Do you want a simple (and not totally scientific) definition of the Chaos Theory? Well, I can reduce it down to one word. SPRING. Spring hit my garden, and it exploded with growth, seedlings, climbing vines, wildflowers, weeds, ...you name it; I've got it, and it is out of control here.
Section of our front yard. Zillions of peaches and nectarines.
I run around at about 80 miles per hour. Don't do that because you'll soon find out (as I did) that you'll trip and do all sorts of horrible things to your body. The roses will bite you, the stone steps will remove your toenails, the hollyhocks will make a rash pop out on your sunburned arms, the stairs will trip you, and the constant lifting and bending will make you take to your bed with an ice pack and Ibuprofen. What a hobby.
Let's talk about weeds– you'll work on a patch, think it is totally clear, then turn around and find more sow thistle and dandelions that you somehow just didn't see the first time. And watch out; those over exuberant self sowing flowers that you thought you couldn't get enough of? YOU CAN get enough of them when they take over your carefully planned, mixed borders and turn them into a sea of love-in-a-mist (or? pick your plant) that tower over and shade everything.
|They ARE glorious though.|
Griping, no not really. Just stating facts, but I must also admit to loving every second of work. (I'll have to check and see if Jeff feels the same way. He helps me with all the heavy stuff.)
|The delicious kitchen garden with a peek of my studio doors in back.|
The borders around the kitchen garden entice children and birds. I am accustomed to Robins taking these berries, but lately the Scrub Jays have really been chowing down on them. These are delightful little fraises des bois.
Delicious and easy-to-grow chives are always a part of my borders.
Edible Sweet William flowers in the kitchen garden (aka potager) .
I plant Cecile Brunner roses wherever I garden. These sweet, thumb-sized flowers fill the air with their scent.
The back yard is crowded with figs, grapes, apples, apricots, kumquats, Mandarin orange, Washington navel orange, loquat, strawberries, nepeta, poppies, blanket flower, salvia, red osier dogwood and more. Heaven for me.
Sorry I've been away so long, but too much has been going on. I finished my article for Country Gardens magazine, and I just finished writing all the captions for the photos. I think the piece will be coming out in the Fall issue. I'll let you know as soon as I know. The piece is fun and shows a bit of the inside of our home. The bad is that I had just been in the hospital with a drug reaction to sulphur and my face literally looks like a pink pumpkin. I could barely open my eyes in the photo, so please excuse the way I look. Yikes.

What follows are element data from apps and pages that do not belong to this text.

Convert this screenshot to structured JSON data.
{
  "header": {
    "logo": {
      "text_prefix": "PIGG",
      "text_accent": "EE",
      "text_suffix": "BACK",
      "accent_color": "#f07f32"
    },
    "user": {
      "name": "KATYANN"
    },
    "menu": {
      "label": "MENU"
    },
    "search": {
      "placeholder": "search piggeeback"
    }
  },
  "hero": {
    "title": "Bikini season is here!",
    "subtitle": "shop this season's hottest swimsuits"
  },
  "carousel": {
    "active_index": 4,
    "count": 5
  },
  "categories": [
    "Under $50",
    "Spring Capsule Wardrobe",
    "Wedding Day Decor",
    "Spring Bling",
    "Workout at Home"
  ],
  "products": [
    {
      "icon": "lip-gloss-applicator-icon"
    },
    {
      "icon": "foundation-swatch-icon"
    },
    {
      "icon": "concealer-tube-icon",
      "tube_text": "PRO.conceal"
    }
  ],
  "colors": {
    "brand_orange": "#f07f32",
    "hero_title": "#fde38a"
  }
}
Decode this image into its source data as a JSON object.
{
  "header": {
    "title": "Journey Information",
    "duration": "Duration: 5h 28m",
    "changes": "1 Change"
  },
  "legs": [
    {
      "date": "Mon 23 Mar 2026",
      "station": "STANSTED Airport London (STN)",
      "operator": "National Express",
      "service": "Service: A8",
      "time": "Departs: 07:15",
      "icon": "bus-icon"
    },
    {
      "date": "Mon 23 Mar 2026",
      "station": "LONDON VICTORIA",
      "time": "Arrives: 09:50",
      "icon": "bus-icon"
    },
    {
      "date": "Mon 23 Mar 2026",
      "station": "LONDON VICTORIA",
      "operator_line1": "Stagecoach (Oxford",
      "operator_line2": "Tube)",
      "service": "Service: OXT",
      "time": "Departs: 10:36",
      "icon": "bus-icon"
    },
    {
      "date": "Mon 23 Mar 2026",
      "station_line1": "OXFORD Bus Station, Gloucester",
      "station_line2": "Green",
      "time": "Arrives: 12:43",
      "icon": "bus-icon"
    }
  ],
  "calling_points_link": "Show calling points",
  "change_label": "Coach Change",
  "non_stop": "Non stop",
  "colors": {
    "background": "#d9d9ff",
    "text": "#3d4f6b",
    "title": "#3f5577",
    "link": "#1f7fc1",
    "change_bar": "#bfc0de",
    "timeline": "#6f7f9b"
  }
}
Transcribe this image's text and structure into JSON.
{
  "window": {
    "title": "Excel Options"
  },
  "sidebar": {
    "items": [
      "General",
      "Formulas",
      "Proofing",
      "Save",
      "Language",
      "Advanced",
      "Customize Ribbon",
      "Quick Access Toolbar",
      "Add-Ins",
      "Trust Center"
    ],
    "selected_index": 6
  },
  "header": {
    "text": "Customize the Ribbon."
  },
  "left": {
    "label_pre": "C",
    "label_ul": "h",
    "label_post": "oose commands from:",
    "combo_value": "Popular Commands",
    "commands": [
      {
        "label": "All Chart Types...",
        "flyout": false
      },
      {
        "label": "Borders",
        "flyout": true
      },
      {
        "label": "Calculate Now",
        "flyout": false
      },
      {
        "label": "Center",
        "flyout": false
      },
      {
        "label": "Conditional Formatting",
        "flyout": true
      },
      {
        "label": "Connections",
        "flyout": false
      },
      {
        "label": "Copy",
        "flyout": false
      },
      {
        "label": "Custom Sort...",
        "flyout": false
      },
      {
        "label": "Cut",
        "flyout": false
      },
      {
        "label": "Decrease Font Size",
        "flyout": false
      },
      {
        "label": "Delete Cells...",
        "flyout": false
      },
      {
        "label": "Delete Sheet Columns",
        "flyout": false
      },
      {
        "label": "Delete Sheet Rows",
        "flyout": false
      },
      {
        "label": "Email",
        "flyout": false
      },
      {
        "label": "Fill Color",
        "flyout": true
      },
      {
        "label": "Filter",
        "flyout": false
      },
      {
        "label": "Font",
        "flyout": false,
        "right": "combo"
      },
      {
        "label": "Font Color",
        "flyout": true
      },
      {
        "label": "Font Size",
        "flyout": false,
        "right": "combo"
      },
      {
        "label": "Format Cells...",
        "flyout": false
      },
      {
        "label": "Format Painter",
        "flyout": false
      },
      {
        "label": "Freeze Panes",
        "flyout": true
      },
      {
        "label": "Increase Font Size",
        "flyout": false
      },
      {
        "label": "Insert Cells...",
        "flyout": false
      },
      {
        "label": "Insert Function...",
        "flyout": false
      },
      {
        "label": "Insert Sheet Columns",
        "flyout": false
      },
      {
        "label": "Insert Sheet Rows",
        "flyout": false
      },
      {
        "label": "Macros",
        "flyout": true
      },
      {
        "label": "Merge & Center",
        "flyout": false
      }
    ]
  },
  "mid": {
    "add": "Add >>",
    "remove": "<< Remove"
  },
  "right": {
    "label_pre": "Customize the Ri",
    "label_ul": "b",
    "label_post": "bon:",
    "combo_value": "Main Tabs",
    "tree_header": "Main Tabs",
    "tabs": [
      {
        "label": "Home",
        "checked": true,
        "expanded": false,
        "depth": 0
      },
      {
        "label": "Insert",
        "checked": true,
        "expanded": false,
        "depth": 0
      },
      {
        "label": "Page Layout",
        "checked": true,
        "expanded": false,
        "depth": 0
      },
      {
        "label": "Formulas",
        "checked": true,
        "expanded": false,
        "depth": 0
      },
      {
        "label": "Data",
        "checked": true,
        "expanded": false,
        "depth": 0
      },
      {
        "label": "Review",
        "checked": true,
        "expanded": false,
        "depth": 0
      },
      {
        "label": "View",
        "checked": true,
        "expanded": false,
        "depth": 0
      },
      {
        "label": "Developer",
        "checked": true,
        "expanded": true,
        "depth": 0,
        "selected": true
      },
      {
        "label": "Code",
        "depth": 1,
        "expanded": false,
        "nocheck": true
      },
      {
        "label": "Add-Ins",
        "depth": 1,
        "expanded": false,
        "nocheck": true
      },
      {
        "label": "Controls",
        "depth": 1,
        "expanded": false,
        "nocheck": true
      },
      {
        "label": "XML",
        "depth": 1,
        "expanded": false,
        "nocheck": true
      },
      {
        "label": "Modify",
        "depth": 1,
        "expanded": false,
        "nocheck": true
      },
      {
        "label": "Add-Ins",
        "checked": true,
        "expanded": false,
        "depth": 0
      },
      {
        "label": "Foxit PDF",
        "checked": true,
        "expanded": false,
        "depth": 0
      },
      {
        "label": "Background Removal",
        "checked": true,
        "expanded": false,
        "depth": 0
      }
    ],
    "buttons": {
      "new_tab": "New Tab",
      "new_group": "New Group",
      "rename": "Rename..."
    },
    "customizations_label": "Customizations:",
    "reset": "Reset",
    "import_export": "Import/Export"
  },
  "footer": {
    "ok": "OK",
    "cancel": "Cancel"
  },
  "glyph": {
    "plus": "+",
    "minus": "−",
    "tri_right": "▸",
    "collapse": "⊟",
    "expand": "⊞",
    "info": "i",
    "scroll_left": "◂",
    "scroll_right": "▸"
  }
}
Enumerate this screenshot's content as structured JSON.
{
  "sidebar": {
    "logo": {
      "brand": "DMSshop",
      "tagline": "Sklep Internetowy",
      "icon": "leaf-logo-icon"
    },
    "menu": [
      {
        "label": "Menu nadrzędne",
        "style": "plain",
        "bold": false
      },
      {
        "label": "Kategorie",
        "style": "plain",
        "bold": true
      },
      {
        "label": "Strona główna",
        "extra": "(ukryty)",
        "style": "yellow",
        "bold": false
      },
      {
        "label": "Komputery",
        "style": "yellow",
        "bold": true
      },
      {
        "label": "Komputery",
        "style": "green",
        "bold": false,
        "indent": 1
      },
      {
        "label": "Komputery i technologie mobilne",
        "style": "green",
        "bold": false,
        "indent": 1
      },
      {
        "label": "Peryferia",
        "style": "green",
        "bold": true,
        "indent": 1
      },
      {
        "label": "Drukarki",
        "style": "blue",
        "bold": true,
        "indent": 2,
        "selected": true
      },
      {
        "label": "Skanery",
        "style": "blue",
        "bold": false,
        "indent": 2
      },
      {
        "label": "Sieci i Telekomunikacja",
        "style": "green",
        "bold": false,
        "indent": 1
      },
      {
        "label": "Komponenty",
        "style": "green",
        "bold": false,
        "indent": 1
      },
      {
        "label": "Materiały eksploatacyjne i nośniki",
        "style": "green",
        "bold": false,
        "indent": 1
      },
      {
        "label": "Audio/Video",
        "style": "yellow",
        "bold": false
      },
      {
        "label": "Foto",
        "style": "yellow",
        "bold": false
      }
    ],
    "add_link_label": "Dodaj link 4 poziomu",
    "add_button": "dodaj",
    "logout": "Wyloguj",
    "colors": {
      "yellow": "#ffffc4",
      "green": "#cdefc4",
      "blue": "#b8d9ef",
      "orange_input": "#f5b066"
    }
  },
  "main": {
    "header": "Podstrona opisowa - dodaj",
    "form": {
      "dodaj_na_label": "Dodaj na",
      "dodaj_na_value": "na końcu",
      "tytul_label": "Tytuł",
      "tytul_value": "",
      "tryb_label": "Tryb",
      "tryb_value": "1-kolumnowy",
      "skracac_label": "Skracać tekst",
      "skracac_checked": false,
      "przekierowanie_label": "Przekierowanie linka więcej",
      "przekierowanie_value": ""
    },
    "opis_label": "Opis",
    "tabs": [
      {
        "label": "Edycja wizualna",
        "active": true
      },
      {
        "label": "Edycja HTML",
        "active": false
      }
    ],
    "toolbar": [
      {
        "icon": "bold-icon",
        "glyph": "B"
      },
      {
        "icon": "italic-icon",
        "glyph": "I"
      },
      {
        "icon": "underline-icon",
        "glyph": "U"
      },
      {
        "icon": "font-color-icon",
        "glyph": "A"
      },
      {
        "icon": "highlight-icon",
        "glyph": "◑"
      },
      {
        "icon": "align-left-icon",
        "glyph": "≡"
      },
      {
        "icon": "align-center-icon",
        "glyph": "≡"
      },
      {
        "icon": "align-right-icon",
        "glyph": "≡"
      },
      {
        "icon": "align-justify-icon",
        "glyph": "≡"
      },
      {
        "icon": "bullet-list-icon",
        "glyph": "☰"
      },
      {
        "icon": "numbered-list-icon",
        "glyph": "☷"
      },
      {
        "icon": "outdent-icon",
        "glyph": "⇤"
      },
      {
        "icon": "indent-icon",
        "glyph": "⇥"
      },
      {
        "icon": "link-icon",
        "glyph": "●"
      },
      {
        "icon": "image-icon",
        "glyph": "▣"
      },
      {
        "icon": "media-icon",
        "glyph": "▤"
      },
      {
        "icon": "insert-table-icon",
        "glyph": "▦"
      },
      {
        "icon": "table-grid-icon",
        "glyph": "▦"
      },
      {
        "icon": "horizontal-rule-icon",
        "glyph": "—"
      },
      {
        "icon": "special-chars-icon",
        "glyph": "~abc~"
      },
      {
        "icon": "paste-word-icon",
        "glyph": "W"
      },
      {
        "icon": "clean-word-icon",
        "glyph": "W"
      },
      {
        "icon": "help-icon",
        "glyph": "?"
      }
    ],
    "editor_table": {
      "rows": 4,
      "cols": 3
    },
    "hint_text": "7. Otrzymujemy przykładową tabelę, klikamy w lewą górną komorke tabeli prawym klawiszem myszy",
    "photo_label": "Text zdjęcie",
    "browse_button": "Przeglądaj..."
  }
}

If you'd like to see me with my normal face, please join me at the Curious Cup Bookstore, a wonderful, independent book store in Carpinteria, California, on Saturday, June 2 at 2:00 p.m. for a demo and booksigning. (Click here for more upcoming appearances.)
One of my favorite writing quotes is:
"Better to write for yourself and have no public,
than to write for the public and have no self."
Cyril Connolly (1903-1974)
Our WINNER of the fantastic antique quilted cow pillow is Julie Marie of Idyllhours.blogspot.com. Congratulations, Julie Marie. (e-mail us your mailing address) Julie Marie is a member of the Grimy Hands Girls (and Men's) Club so she'll receive a bonus gift.
Sending love across the miles,
P.S. Please visit my newest Lowe's Creative Ideas blog posting. Also visit Dee Nash's great posts, well heck, visit them all. They're filled with great ideas and inspiration.
P.P.S. I just attended the Cayucos Street flea market. We arrived late because I have this feeling that if something is meant for me, it will be there. And it was! This mid-1800 paint box if filled with raw minerals, a glass mortar, the slab of Stoke-on-Trent ceramic tile for mixing paints, a bottle of gold dust, and a slate pencil. I feel so lucky to have found it.
Look at the lovely writing and the beautiful blue pigment. Amazing.